“You can’t see half the things online you can see in person,” she said. “You can’t tell if they’re hiding something. They can use Photoshop. There’s no truth to online at all.”
“It’s really not a good system,” agreed Sedillo. “It doesn’t matter what your stock looks like. The person who’s going to win is whoever’s going to be able to put the most money into taking their videos and photos.”
But what is most observable in these kids isn’t anger or defeat. Amidst the commiseration of dashed hopes for this year’s State Fair was laughter, and recurring statements of positivity and perseverance.
“This industry, it’s pretty awesome,” Perea said. “Because even though things are getting shut down, and we keep getting our hearts broken over and over again, our community just comes together all the time and they try to put shows on. They just want the kids to get out and they’ll just do everything they can to let us show [our animals].”
“It’s just super cool,” agreed Sedillo. “The Ag industry as a whole. It’s not just our county that puts on shows, it’s a bunch of different counties and everybody’s invited. So, in that way, it’s kind of like it’s for all the state.”
The girls readily acknowledge the lessons they’ve been learning over the last year and a half. They’ve found value in not letting people push them around, in standing up for themselves and what they believe in, and in being resilient, they said. They all expressed joy and gratitude for their exposure to life in the Estancia Valley.
“I just feel like I get to experience something different,” said Payton Otis. “Because when you go into the city, not a lot of kids really even understand all the stuff we get to experience everyday that’s normal to us,” like driving a stick-shift and birthing animals, she said. “But this kind of prepares us, just puts us a step ahead for when we have to go out into the real world, because we’ve had these experiences.”
The girls discussed the possibility of local organizations putting together events to satisfy the hard work they put in leading up to the State Fair.
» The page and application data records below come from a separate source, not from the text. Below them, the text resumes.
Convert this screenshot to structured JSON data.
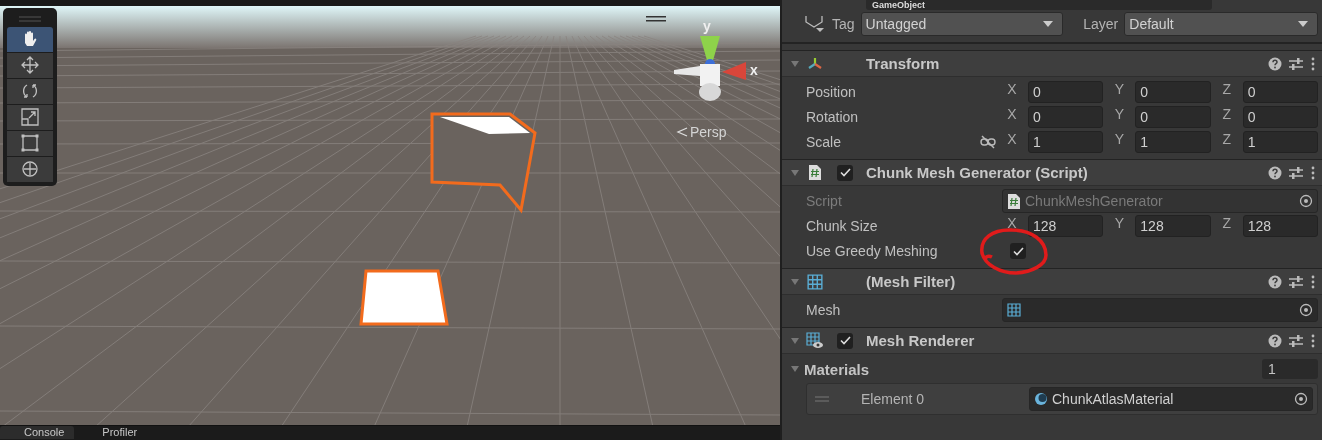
{
  "scene_view": {
    "tools": [
      {
        "kind": "hand",
        "selected": true
      },
      {
        "kind": "move",
        "selected": false
      },
      {
        "kind": "rotate",
        "selected": false
      },
      {
        "kind": "scale",
        "selected": false
      },
      {
        "kind": "rect",
        "selected": false
      },
      {
        "kind": "transform",
        "selected": false
      }
    ],
    "gizmo": {
      "y_label": "y",
      "x_label": "x"
    },
    "projection": "Persp",
    "bottom_tabs": [
      {
        "label": "Console",
        "selected": true
      },
      {
        "label": "Profiler",
        "selected": false
      }
    ]
  },
  "inspector": {
    "object_name": "GameObject",
    "tag": {
      "label": "Tag",
      "value": "Untagged"
    },
    "layer": {
      "label": "Layer",
      "value": "Default"
    },
    "components": [
      {
        "kind": "transform",
        "title": "Transform",
        "expanded": true,
        "rows": [
          {
            "kind": "vector",
            "label": "Position",
            "values": [
              {
                "axis": "X",
                "value": "0"
              },
              {
                "axis": "Y",
                "value": "0"
              },
              {
                "axis": "Z",
                "value": "0"
              }
            ]
          },
          {
            "kind": "vector",
            "label": "Rotation",
            "values": [
              {
                "axis": "X",
                "value": "0"
              },
              {
                "axis": "Y",
                "value": "0"
              },
              {
                "axis": "Z",
                "value": "0"
              }
            ]
          },
          {
            "kind": "vector",
            "label": "Scale",
            "linked": false,
            "values": [
              {
                "axis": "X",
                "value": "1"
              },
              {
                "axis": "Y",
                "value": "1"
              },
              {
                "axis": "Z",
                "value": "1"
              }
            ]
          }
        ]
      },
      {
        "kind": "script",
        "title": "Chunk Mesh Generator (Script)",
        "enabled": true,
        "expanded": true,
        "rows": [
          {
            "kind": "object",
            "label": "Script",
            "value": "ChunkMeshGenerator",
            "disabled": true
          },
          {
            "kind": "vector",
            "label": "Chunk Size",
            "values": [
              {
                "axis": "X",
                "value": "128"
              },
              {
                "axis": "Y",
                "value": "128"
              },
              {
                "axis": "Z",
                "value": "128"
              }
            ]
          },
          {
            "kind": "toggle",
            "label": "Use Greedy Meshing",
            "checked": true,
            "annotated": true
          }
        ]
      },
      {
        "kind": "mesh_filter",
        "title": "(Mesh Filter)",
        "expanded": true,
        "rows": [
          {
            "kind": "object",
            "label": "Mesh",
            "disabled": false
          }
        ]
      },
      {
        "kind": "mesh_renderer",
        "title": "Mesh Renderer",
        "enabled": true,
        "expanded": true,
        "rows": [
          {
            "kind": "list",
            "label": "Materials",
            "count": "1",
            "expanded": true,
            "elements": [
              {
                "label": "Element 0",
                "value": "ChunkAtlasMaterial"
              }
            ]
          }
        ]
      }
    ]
  }
}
They recalled how adaptive the community was last year when the pandemic was still new.
“The community is great,” said Sedillo. “When stuff like this happens…they really work hard for us, the youth, and whatever the problem is, they try to fix it.”
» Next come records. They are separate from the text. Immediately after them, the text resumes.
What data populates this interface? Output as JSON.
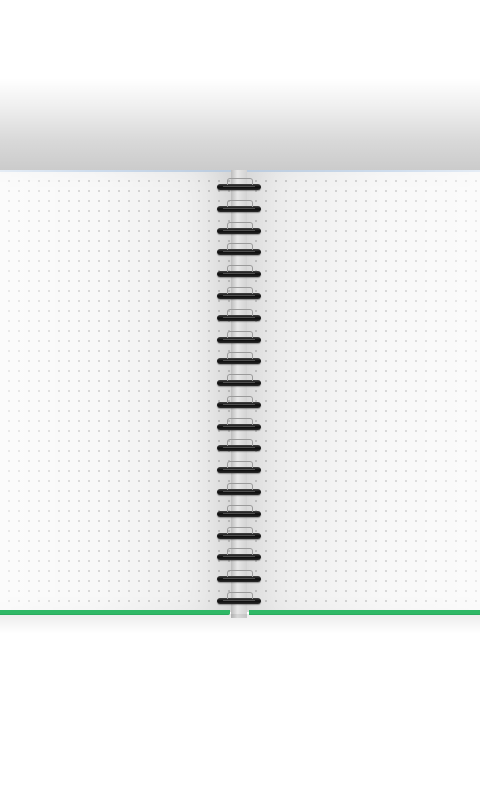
{
  "scene": {
    "subject": "open-spiral-notebook",
    "page_pattern": "dot-grid",
    "ring_count": 20,
    "colors": {
      "background": "#ffffff",
      "page": "#f7f7f7",
      "dot": "#c9c9c9",
      "cover_edge": "#2fb866",
      "page_top_edge": "#c5d6ea",
      "ring": "#111111"
    }
  }
}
Perea acknowledged the fact that, as challenges continue to arise for the “show kids,” as they call themselves, new ways of maintaining the rural life they know and love are also being developed.
In this way, the girls, their peers, and their families are now part of something with the potential to grow into new, locally sustainable customs and practices for their community and surrounding counties.
“I know last year, there were a bunch of new shows and everything because of what happened,” said Perea, “and so we made a lot of changes. And hopefully a lot of new traditions. Maybe.”